The task.
From the entries below, give the number of lines where the word "likes" occurs, and nothing else.

Records provided.
▼▼▼
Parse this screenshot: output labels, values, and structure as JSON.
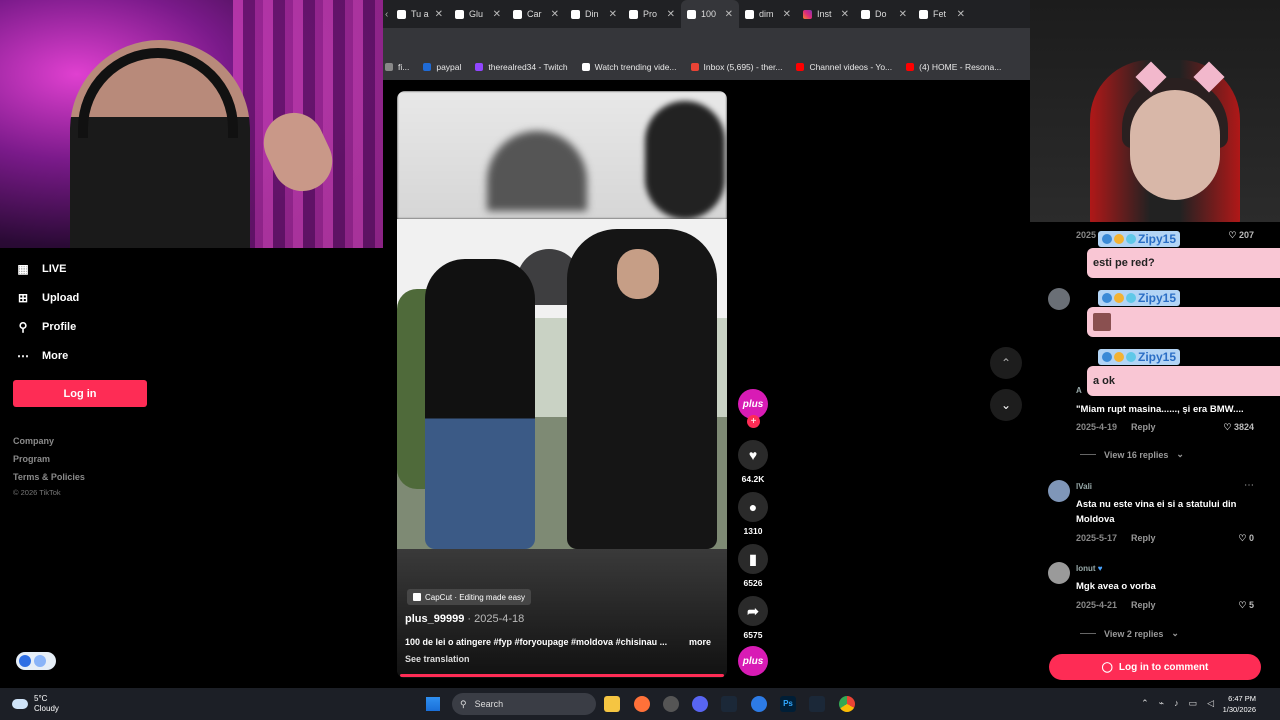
{
  "browser": {
    "tabs": [
      {
        "label": "Tu a",
        "icon": "tiktok-icon"
      },
      {
        "label": "Glu",
        "icon": "tiktok-icon"
      },
      {
        "label": "Car",
        "icon": "tiktok-icon"
      },
      {
        "label": "Din",
        "icon": "tiktok-icon"
      },
      {
        "label": "Pro",
        "icon": "tiktok-icon"
      },
      {
        "label": "100",
        "icon": "tiktok-icon",
        "active": true
      },
      {
        "label": "dim",
        "icon": "tiktok-icon"
      },
      {
        "label": "Inst",
        "icon": "instagram-icon"
      },
      {
        "label": "Do",
        "icon": "tiktok-icon"
      },
      {
        "label": "Fet",
        "icon": "tiktok-icon"
      }
    ],
    "bookmarks": [
      {
        "label": "fi...",
        "color": "#888888"
      },
      {
        "label": "paypal",
        "color": "#1f6bd6"
      },
      {
        "label": "therealred34 - Twitch",
        "color": "#9146ff"
      },
      {
        "label": "Watch trending vide...",
        "color": "#ffffff"
      },
      {
        "label": "Inbox (5,695) - ther...",
        "color": "#ea4335"
      },
      {
        "label": "Channel videos - Yo...",
        "color": "#ff0000"
      },
      {
        "label": "(4) HOME - Resona...",
        "color": "#ff0000"
      }
    ]
  },
  "sidebar": {
    "nav": [
      {
        "label": "LIVE",
        "icon": "live-icon"
      },
      {
        "label": "Upload",
        "icon": "upload-icon"
      },
      {
        "label": "Profile",
        "icon": "profile-icon"
      },
      {
        "label": "More",
        "icon": "more-icon"
      }
    ],
    "login_label": "Log in",
    "footer_links": [
      "Company",
      "Program",
      "Terms & Policies"
    ],
    "copyright": "© 2026 TikTok"
  },
  "video": {
    "capcut_label": "CapCut · Editing made easy",
    "author": "plus_99999",
    "date": " · 2025-4-18",
    "caption": "100 de lei o atingere  #fyp  #foryoupage #moldova #chisinau ...",
    "more_label": "more",
    "see_translation": "See translation",
    "progress": 1.0
  },
  "actions": {
    "avatar_label": "plus",
    "likes": "64.2K",
    "comments": "1310",
    "saves": "6526",
    "shares": "6575"
  },
  "comments": {
    "items": [
      {
        "date": "2025",
        "likes": "207"
      },
      {
        "name": "A",
        "text": "\"Miam rupt masina......, și era BMW....",
        "date": "2025-4-19",
        "reply": "Reply",
        "likes": "3824",
        "view_replies": "View 16 replies"
      },
      {
        "name": "lVali",
        "text": "Asta nu este vina ei si a statului din Moldova",
        "date": "2025-5-17",
        "reply": "Reply",
        "likes": "0"
      },
      {
        "name": "Ionut",
        "text": "Mgk avea o vorba",
        "date": "2025-4-21",
        "reply": "Reply",
        "likes": "5",
        "view_replies": "View 2 replies"
      }
    ],
    "login_label": "Log in to comment"
  },
  "chat": [
    {
      "user": "Zipy15",
      "message": "esti pe red?"
    },
    {
      "user": "Zipy15",
      "message": ""
    },
    {
      "user": "Zipy15",
      "message": "a ok"
    }
  ],
  "taskbar": {
    "temp": "5°C",
    "weather": "Cloudy",
    "search": "Search",
    "time": "6:47 PM",
    "date": "1/30/2026"
  },
  "colors": {
    "accent": "#fe2c55",
    "chat_bubble": "#f9c6d4",
    "chat_name": "#b2d4f5"
  }
}
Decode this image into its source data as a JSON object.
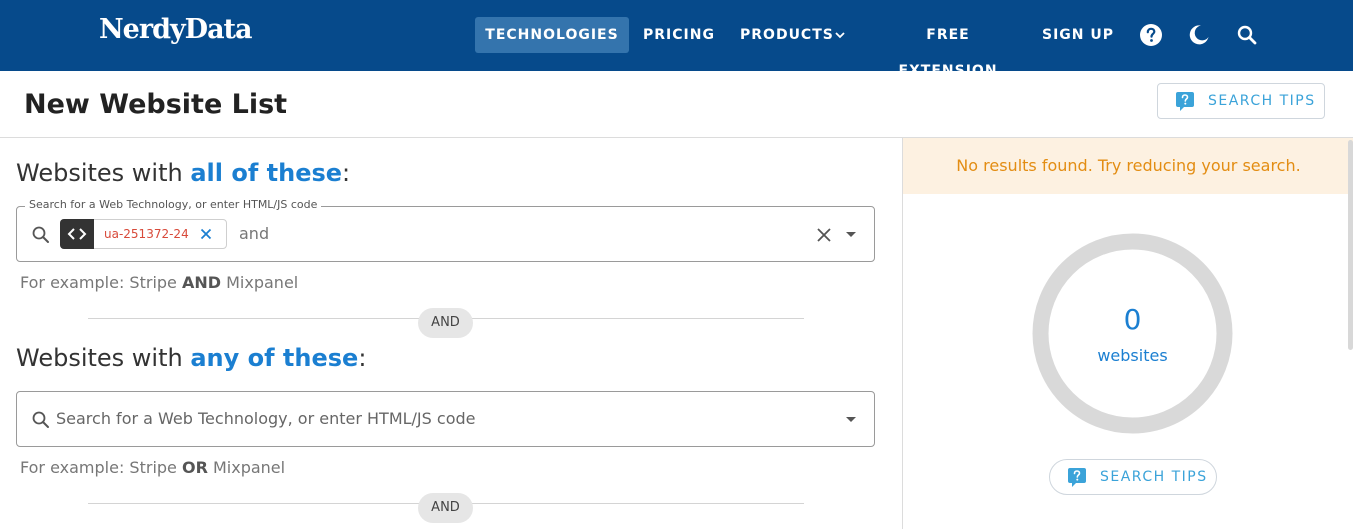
{
  "nav": {
    "logo": "NerdyData",
    "items": [
      {
        "label": "TECHNOLOGIES",
        "active": true
      },
      {
        "label": "PRICING"
      },
      {
        "label": "PRODUCTS"
      },
      {
        "label": "FREE EXTENSION"
      },
      {
        "label": "SIGN UP"
      }
    ],
    "icons": [
      "help-icon",
      "dark-mode-moon-icon",
      "search-icon"
    ]
  },
  "header": {
    "title": "New Website List",
    "tips_label": "SEARCH TIPS"
  },
  "all_section": {
    "prefix": "Websites with ",
    "emph": "all of these",
    "suffix": ":",
    "legend": "Search for a Web Technology, or enter HTML/JS code",
    "chip_text": "ua-251372-24",
    "joiner": "and",
    "example_prefix": "For example: Stripe ",
    "example_op": "AND",
    "example_suffix": " Mixpanel"
  },
  "separator_label": "AND",
  "any_section": {
    "prefix": "Websites with ",
    "emph": "any of these",
    "suffix": ":",
    "placeholder": "Search for a Web Technology, or enter HTML/JS code",
    "example_prefix": "For example: Stripe ",
    "example_op": "OR",
    "example_suffix": " Mixpanel"
  },
  "results": {
    "alert": "No results found. Try reducing your search.",
    "count": "0",
    "count_label": "websites",
    "tips_label": "SEARCH TIPS"
  },
  "colors": {
    "nav_bg": "#064a8b",
    "accent": "#1b7fd1",
    "warning": "#e38d13"
  }
}
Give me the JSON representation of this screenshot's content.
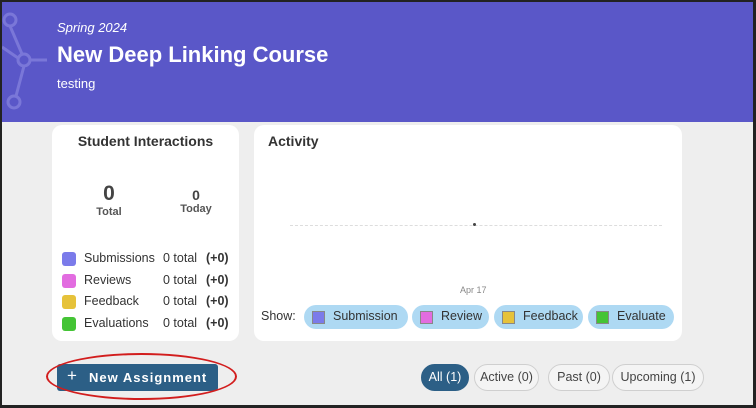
{
  "course": {
    "semester": "Spring 2024",
    "title": "New Deep Linking Course",
    "subtitle": "testing"
  },
  "student_interactions": {
    "title": "Student Interactions",
    "total_value": "0",
    "total_label": "Total",
    "today_value": "0",
    "today_label": "Today",
    "legend": [
      {
        "name": "Submissions",
        "total": "0 total",
        "delta": "(+0)",
        "color": "#7b7bea"
      },
      {
        "name": "Reviews",
        "total": "0 total",
        "delta": "(+0)",
        "color": "#e26ce0"
      },
      {
        "name": "Feedback",
        "total": "0 total",
        "delta": "(+0)",
        "color": "#e6c23a"
      },
      {
        "name": "Evaluations",
        "total": "0 total",
        "delta": "(+0)",
        "color": "#44c435"
      }
    ]
  },
  "activity": {
    "title": "Activity",
    "x_label": "Apr 17",
    "show_label": "Show:",
    "filters": [
      {
        "label": "Submission",
        "color": "#7b7bea"
      },
      {
        "label": "Review",
        "color": "#e26ce0"
      },
      {
        "label": "Feedback",
        "color": "#e6c23a"
      },
      {
        "label": "Evaluate",
        "color": "#44c435"
      }
    ]
  },
  "actions": {
    "new_assignment": "New Assignment",
    "plus": "+"
  },
  "assignment_filters": [
    {
      "label": "All (1)",
      "active": true
    },
    {
      "label": "Active (0)",
      "active": false
    },
    {
      "label": "Past (0)",
      "active": false
    },
    {
      "label": "Upcoming (1)",
      "active": false
    }
  ],
  "colors": {
    "banner": "#5a57c8",
    "primary_button": "#2c5f86",
    "pill": "#aed9f3",
    "annotation": "#d21d1d"
  }
}
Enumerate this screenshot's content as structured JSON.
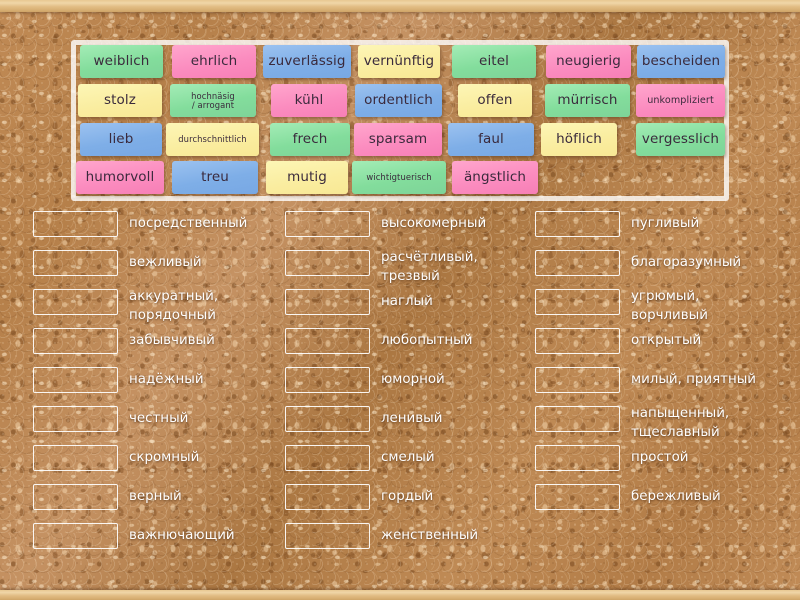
{
  "board": {
    "type": "cork-board-matchup-activity",
    "background_color": "#b8834f",
    "frame_color": "#ffffff"
  },
  "tray": {
    "label": "word-tile-tray",
    "tiles": [
      {
        "text": "weiblich",
        "color": "green",
        "hex": "#83dd9c",
        "row": 1,
        "col": 1,
        "size": "normal"
      },
      {
        "text": "ehrlich",
        "color": "pink",
        "hex": "#fb8cbf",
        "row": 1,
        "col": 2,
        "size": "normal"
      },
      {
        "text": "zuverlässig",
        "color": "blue",
        "hex": "#7eaee7",
        "row": 1,
        "col": 3,
        "size": "normal"
      },
      {
        "text": "vernünftig",
        "color": "yellow",
        "hex": "#faeda0",
        "row": 1,
        "col": 4,
        "size": "normal"
      },
      {
        "text": "eitel",
        "color": "green",
        "hex": "#83dd9c",
        "row": 1,
        "col": 5,
        "size": "normal"
      },
      {
        "text": "neugierig",
        "color": "pink",
        "hex": "#fb8cbf",
        "row": 1,
        "col": 6,
        "size": "normal"
      },
      {
        "text": "bescheiden",
        "color": "blue",
        "hex": "#7eaee7",
        "row": 1,
        "col": 7,
        "size": "normal"
      },
      {
        "text": "stolz",
        "color": "yellow",
        "hex": "#faeda0",
        "row": 2,
        "col": 1,
        "size": "normal"
      },
      {
        "text": "hochnäsig\n/ arrogant",
        "color": "green",
        "hex": "#83dd9c",
        "row": 2,
        "col": 2,
        "size": "smaller"
      },
      {
        "text": "kühl",
        "color": "pink",
        "hex": "#fb8cbf",
        "row": 2,
        "col": 3,
        "size": "normal"
      },
      {
        "text": "ordentlich",
        "color": "blue",
        "hex": "#7eaee7",
        "row": 2,
        "col": 4,
        "size": "normal"
      },
      {
        "text": "offen",
        "color": "yellow",
        "hex": "#faeda0",
        "row": 2,
        "col": 5,
        "size": "normal"
      },
      {
        "text": "mürrisch",
        "color": "green",
        "hex": "#83dd9c",
        "row": 2,
        "col": 6,
        "size": "normal"
      },
      {
        "text": "unkompliziert",
        "color": "pink",
        "hex": "#fb8cbf",
        "row": 2,
        "col": 7,
        "size": "small"
      },
      {
        "text": "lieb",
        "color": "blue",
        "hex": "#7eaee7",
        "row": 3,
        "col": 1,
        "size": "normal"
      },
      {
        "text": "durchschnittlich",
        "color": "yellow",
        "hex": "#faeda0",
        "row": 3,
        "col": 2,
        "size": "smaller"
      },
      {
        "text": "frech",
        "color": "green",
        "hex": "#83dd9c",
        "row": 3,
        "col": 3,
        "size": "normal"
      },
      {
        "text": "sparsam",
        "color": "pink",
        "hex": "#fb8cbf",
        "row": 3,
        "col": 4,
        "size": "normal"
      },
      {
        "text": "faul",
        "color": "blue",
        "hex": "#7eaee7",
        "row": 3,
        "col": 5,
        "size": "normal"
      },
      {
        "text": "höflich",
        "color": "yellow",
        "hex": "#faeda0",
        "row": 3,
        "col": 6,
        "size": "normal"
      },
      {
        "text": "vergesslich",
        "color": "green",
        "hex": "#83dd9c",
        "row": 3,
        "col": 7,
        "size": "normal"
      },
      {
        "text": "humorvoll",
        "color": "pink",
        "hex": "#fb8cbf",
        "row": 4,
        "col": 1,
        "size": "normal"
      },
      {
        "text": "treu",
        "color": "blue",
        "hex": "#7eaee7",
        "row": 4,
        "col": 2,
        "size": "normal"
      },
      {
        "text": "mutig",
        "color": "yellow",
        "hex": "#faeda0",
        "row": 4,
        "col": 3,
        "size": "normal"
      },
      {
        "text": "wichtigtuerisch",
        "color": "green",
        "hex": "#83dd9c",
        "row": 4,
        "col": 4,
        "size": "smaller"
      },
      {
        "text": "ängstlich",
        "color": "pink",
        "hex": "#fb8cbf",
        "row": 4,
        "col": 5,
        "size": "normal"
      }
    ]
  },
  "answers": {
    "column1": [
      "посредственный",
      "вежливый",
      "аккуратный,\nпорядочный",
      "забывчивый",
      "надёжный",
      "честный",
      "скромный",
      "верный",
      "важнючающий"
    ],
    "column2": [
      "высокомерный",
      "расчётливый,\nтрезвый",
      "наглый",
      "любопытный",
      "юморной",
      "ленивый",
      "смелый",
      "гордый",
      "женственный"
    ],
    "column3": [
      "пугливый",
      "благоразумный",
      "угрюмый,\nворчливый",
      "открытый",
      "милый, приятный",
      "напыщенный,\nтщеславный",
      "простой",
      "бережливый"
    ]
  }
}
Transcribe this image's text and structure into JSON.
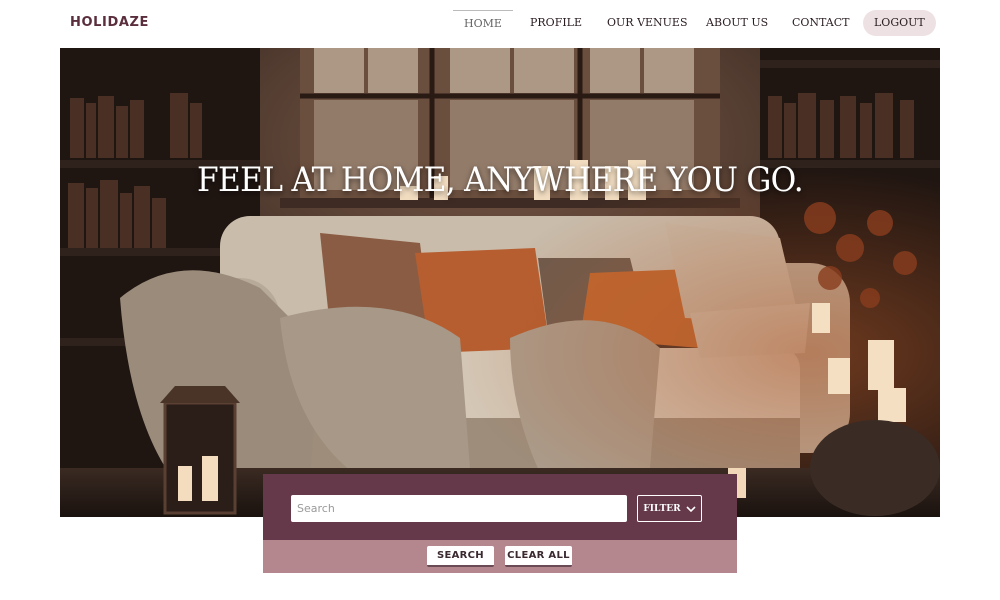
{
  "header": {
    "logo": "HOLIDAZE",
    "nav": [
      {
        "label": "HOME",
        "active": true
      },
      {
        "label": "PROFILE",
        "active": false
      },
      {
        "label": "OUR VENUES",
        "active": false
      },
      {
        "label": "ABOUT US",
        "active": false
      },
      {
        "label": "CONTACT",
        "active": false
      },
      {
        "label": "LOGOUT",
        "active": false
      }
    ]
  },
  "hero": {
    "title": "FEEL AT HOME, ANYWHERE YOU GO."
  },
  "search": {
    "placeholder": "Search",
    "value": "",
    "filter_label": "FILTER",
    "search_label": "SEARCH",
    "clear_label": "CLEAR ALL"
  },
  "colors": {
    "brand": "#5a2e3c",
    "panel_dark": "#65394a",
    "panel_light": "#b4878f",
    "logout_bg": "#ede1e3"
  }
}
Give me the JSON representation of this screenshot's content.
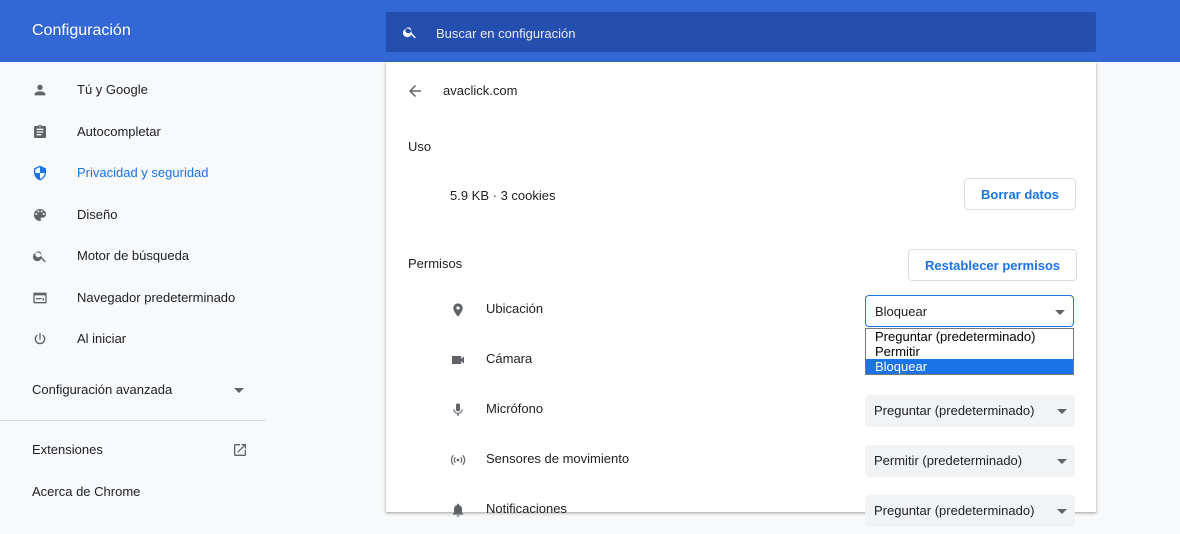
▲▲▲
Answer to the exercise.
5